-- EXERCISE INPUT follows --
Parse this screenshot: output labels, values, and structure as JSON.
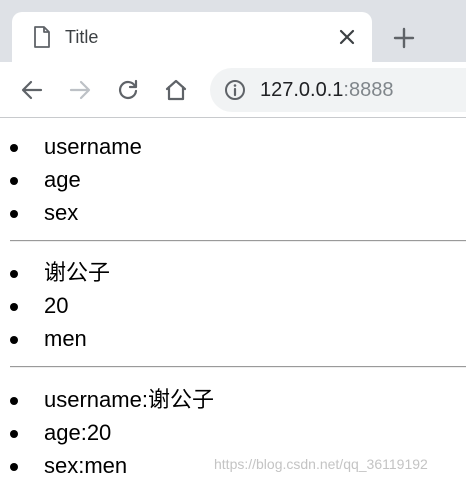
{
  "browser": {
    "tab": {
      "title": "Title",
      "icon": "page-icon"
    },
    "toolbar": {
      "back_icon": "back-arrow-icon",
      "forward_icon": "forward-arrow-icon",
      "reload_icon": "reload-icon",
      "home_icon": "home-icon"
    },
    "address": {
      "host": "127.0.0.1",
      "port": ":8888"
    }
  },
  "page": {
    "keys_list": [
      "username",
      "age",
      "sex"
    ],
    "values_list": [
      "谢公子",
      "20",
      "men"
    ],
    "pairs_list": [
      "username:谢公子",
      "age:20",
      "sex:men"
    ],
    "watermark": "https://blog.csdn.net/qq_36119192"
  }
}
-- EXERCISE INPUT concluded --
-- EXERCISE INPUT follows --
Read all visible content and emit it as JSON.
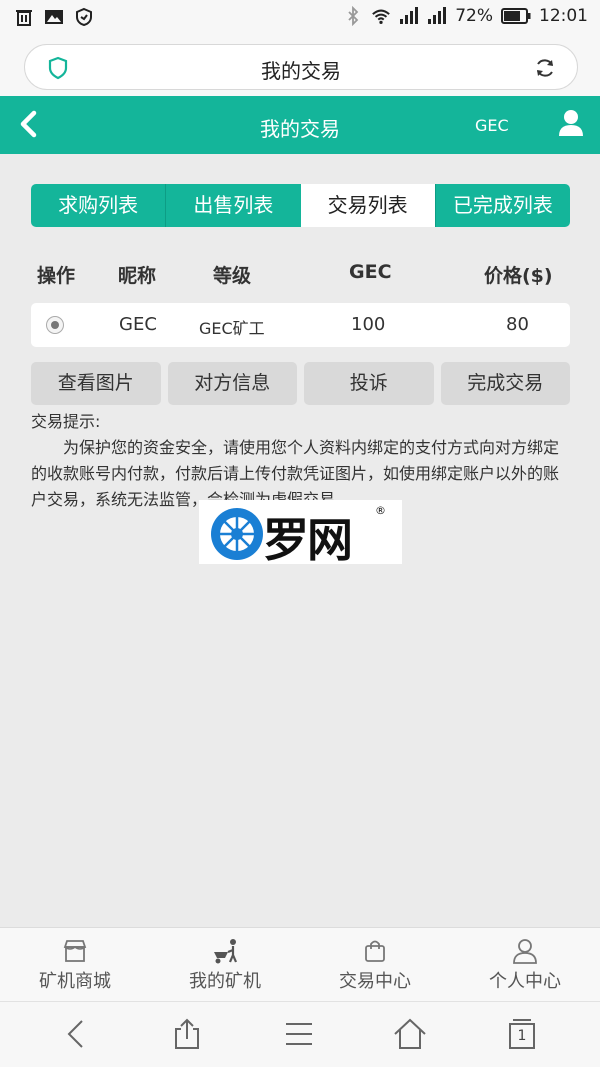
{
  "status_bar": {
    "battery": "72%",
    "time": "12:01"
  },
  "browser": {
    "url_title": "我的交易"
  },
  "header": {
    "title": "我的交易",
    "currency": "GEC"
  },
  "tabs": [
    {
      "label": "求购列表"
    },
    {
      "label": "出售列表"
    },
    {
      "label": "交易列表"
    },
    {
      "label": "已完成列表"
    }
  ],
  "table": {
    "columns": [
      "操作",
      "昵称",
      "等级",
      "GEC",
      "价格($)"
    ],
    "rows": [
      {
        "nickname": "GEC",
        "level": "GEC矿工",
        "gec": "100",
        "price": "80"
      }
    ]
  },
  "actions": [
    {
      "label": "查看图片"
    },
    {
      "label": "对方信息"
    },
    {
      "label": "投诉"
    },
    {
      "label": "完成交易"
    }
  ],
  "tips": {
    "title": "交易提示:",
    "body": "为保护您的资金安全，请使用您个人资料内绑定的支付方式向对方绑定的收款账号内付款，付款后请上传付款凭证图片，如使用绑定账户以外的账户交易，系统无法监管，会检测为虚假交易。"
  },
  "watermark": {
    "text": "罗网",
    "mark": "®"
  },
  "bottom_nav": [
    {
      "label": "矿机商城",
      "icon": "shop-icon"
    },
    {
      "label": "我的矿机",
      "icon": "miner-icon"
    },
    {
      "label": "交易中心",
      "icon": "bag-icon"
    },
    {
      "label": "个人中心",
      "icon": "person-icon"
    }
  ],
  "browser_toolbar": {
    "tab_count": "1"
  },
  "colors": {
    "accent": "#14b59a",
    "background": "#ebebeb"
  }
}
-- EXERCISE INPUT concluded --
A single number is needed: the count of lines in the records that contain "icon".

9